Historically, Vaishyas have been involved in roles other than their traditional pastoralism, trade and commerce. According to historian Ram Sharan Sharma, the Gupta Empire was a Vaishya dynasty that "may have appeared as a reaction against oppressive rulers".[4] Harsha, the 7th century king of northern India, was also of the Vaishya Varna.[5]

Modern communities[edit]

The Vaishya community consist of several jāti or subcastes, notably the Agrahari,[6] Agrawals,[7] Barnwals, Gahois, Kasuadhans, Khandelwals,Telis, Lohanas, Maheshwaris, Oswals, Roniaurs, the Arya Vaishyas of Odisha, Andhra Pradesh, Karnataka, Maharashtra, Tamil Nadu and Telangana,[8] the Vaishya Vanis of Konkan and Goa, and the Modh of the west.

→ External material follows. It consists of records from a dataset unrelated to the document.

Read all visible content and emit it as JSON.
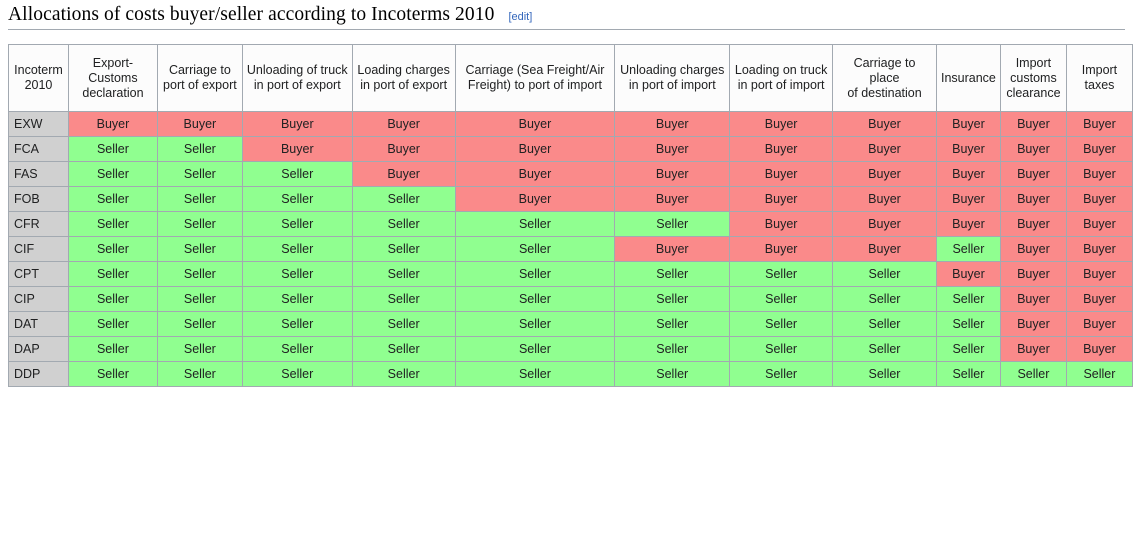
{
  "heading": {
    "title": "Allocations of costs buyer/seller according to Incoterms 2010",
    "edit_label": "[edit]"
  },
  "colors": {
    "buyer_bg": "#fa8a8a",
    "seller_bg": "#90ff90",
    "rowhead_bg": "#d0d0d0",
    "header_bg": "#fcfcfc",
    "border": "#a2a9b1",
    "link": "#3366bb"
  },
  "table": {
    "columns": [
      "Incoterm 2010",
      "Export- Customs declaration",
      "Carriage to port of export",
      "Unloading of truck in port of export",
      "Loading charges in port of export",
      "Carriage (Sea Freight/Air Freight) to port of import",
      "Unloading charges in port of import",
      "Loading on truck in port of import",
      "Carriage to place of destination",
      "Insurance",
      "Import customs clearance",
      "Import taxes"
    ],
    "column_lines": [
      [
        "Incoterm",
        "2010"
      ],
      [
        "Export-",
        "Customs",
        "declaration"
      ],
      [
        "Carriage to",
        "port of export"
      ],
      [
        "Unloading of truck",
        "in port of export"
      ],
      [
        "Loading charges",
        "in port of export"
      ],
      [
        "Carriage (Sea Freight/Air",
        "Freight) to port of import"
      ],
      [
        "Unloading charges",
        "in port of import"
      ],
      [
        "Loading on truck",
        "in port of import"
      ],
      [
        "Carriage to place",
        "of destination"
      ],
      [
        "Insurance"
      ],
      [
        "Import",
        "customs",
        "clearance"
      ],
      [
        "Import",
        "taxes"
      ]
    ],
    "rows": [
      {
        "incoterm": "EXW",
        "values": [
          "Buyer",
          "Buyer",
          "Buyer",
          "Buyer",
          "Buyer",
          "Buyer",
          "Buyer",
          "Buyer",
          "Buyer",
          "Buyer",
          "Buyer"
        ]
      },
      {
        "incoterm": "FCA",
        "values": [
          "Seller",
          "Seller",
          "Buyer",
          "Buyer",
          "Buyer",
          "Buyer",
          "Buyer",
          "Buyer",
          "Buyer",
          "Buyer",
          "Buyer"
        ]
      },
      {
        "incoterm": "FAS",
        "values": [
          "Seller",
          "Seller",
          "Seller",
          "Buyer",
          "Buyer",
          "Buyer",
          "Buyer",
          "Buyer",
          "Buyer",
          "Buyer",
          "Buyer"
        ]
      },
      {
        "incoterm": "FOB",
        "values": [
          "Seller",
          "Seller",
          "Seller",
          "Seller",
          "Buyer",
          "Buyer",
          "Buyer",
          "Buyer",
          "Buyer",
          "Buyer",
          "Buyer"
        ]
      },
      {
        "incoterm": "CFR",
        "values": [
          "Seller",
          "Seller",
          "Seller",
          "Seller",
          "Seller",
          "Seller",
          "Buyer",
          "Buyer",
          "Buyer",
          "Buyer",
          "Buyer"
        ]
      },
      {
        "incoterm": "CIF",
        "values": [
          "Seller",
          "Seller",
          "Seller",
          "Seller",
          "Seller",
          "Buyer",
          "Buyer",
          "Buyer",
          "Seller",
          "Buyer",
          "Buyer"
        ]
      },
      {
        "incoterm": "CPT",
        "values": [
          "Seller",
          "Seller",
          "Seller",
          "Seller",
          "Seller",
          "Seller",
          "Seller",
          "Seller",
          "Buyer",
          "Buyer",
          "Buyer"
        ]
      },
      {
        "incoterm": "CIP",
        "values": [
          "Seller",
          "Seller",
          "Seller",
          "Seller",
          "Seller",
          "Seller",
          "Seller",
          "Seller",
          "Seller",
          "Buyer",
          "Buyer"
        ]
      },
      {
        "incoterm": "DAT",
        "values": [
          "Seller",
          "Seller",
          "Seller",
          "Seller",
          "Seller",
          "Seller",
          "Seller",
          "Seller",
          "Seller",
          "Buyer",
          "Buyer"
        ]
      },
      {
        "incoterm": "DAP",
        "values": [
          "Seller",
          "Seller",
          "Seller",
          "Seller",
          "Seller",
          "Seller",
          "Seller",
          "Seller",
          "Seller",
          "Buyer",
          "Buyer"
        ]
      },
      {
        "incoterm": "DDP",
        "values": [
          "Seller",
          "Seller",
          "Seller",
          "Seller",
          "Seller",
          "Seller",
          "Seller",
          "Seller",
          "Seller",
          "Seller",
          "Seller"
        ]
      }
    ]
  }
}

  1. ^ Boesche, Roger (1 March 2003). The First Great Political Realist. p. 24. ISBN 978-0-73910-607-5. 
  2. ^ Madan, Gurmukh Ram (1979). Western Sociologists on Indian Society: Marx, Spencer, Weber, Durkheim, Pareto. Taylor & Francis. p. 112. ISBN 978-0-71008-782-9. 
  3. ^ Embree, Ainslie Thomas; Gluck, Carol (1 January 1997). Asia in western and world history. p. 361. ISBN 978-1-56324-265-6. 
  4. ^ Sharma, Ram Sharan (2003) [2001]. Early medieval Indian society: a study in feudalisation. Orient Blackswan. p. 69. ISBN 978-8-12502-523-8. Retrieved 26 January 2012. 
  5. ^ A Journey Through India's Past
  6. ^ Kumar Suresh Singh, Amir Hasan, Hasan, Baqr Raza Rizvi, J. C. Das (2005). People of India: Uttar Pradesh , Voume 42, Part (illustrated ed.). Anthropological Survey of India. p. 66. ISBN 978-81-73041-14-3. 
  7. ^ Bhanu, B. V.; Kulkarni, V. S. (2004). Singh, Kumar Suresh, ed. People of India: Maharashtra, Part One. XXX. Mumbai: Popular Prakashan, for Anthropological Survey of India. p. 46. ISBN 81-7991-100-4. OCLC 58037479. Retrieved 25 April 2012. 
  8. ^ The New Wind: Changing Identities in South Asia - Google Books

External links[edit]